### What is needed
Pull out every line below holding the word "Create".

### Record extracts
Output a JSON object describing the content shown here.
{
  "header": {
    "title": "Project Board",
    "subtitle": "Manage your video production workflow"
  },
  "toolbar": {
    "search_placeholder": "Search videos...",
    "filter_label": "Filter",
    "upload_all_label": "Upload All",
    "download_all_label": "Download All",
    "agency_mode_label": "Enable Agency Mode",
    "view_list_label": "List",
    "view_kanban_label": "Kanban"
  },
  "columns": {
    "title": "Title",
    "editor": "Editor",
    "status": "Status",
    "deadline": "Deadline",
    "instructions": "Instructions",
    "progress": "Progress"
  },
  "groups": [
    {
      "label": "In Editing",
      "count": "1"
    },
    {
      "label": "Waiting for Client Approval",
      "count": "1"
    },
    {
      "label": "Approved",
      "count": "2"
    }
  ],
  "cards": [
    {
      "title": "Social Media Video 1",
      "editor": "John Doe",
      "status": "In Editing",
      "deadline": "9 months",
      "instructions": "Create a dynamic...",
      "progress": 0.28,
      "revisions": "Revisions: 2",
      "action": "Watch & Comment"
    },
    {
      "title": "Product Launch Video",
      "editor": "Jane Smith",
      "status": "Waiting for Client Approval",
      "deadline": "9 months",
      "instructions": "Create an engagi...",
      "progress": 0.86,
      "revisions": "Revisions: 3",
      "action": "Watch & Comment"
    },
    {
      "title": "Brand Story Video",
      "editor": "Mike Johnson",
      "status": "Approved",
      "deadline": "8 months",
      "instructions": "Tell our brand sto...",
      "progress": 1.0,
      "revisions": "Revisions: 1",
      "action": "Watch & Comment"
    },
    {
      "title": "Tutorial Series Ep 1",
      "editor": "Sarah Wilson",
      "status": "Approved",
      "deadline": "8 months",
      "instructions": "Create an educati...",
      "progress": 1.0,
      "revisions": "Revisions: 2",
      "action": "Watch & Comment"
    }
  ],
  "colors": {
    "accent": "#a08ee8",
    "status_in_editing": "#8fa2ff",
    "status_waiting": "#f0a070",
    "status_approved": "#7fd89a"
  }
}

### Result of the task
      "instructions": "Create a dynamic...",
      "instructions": "Create an engagi...",
      "instructions": "Create an educati...",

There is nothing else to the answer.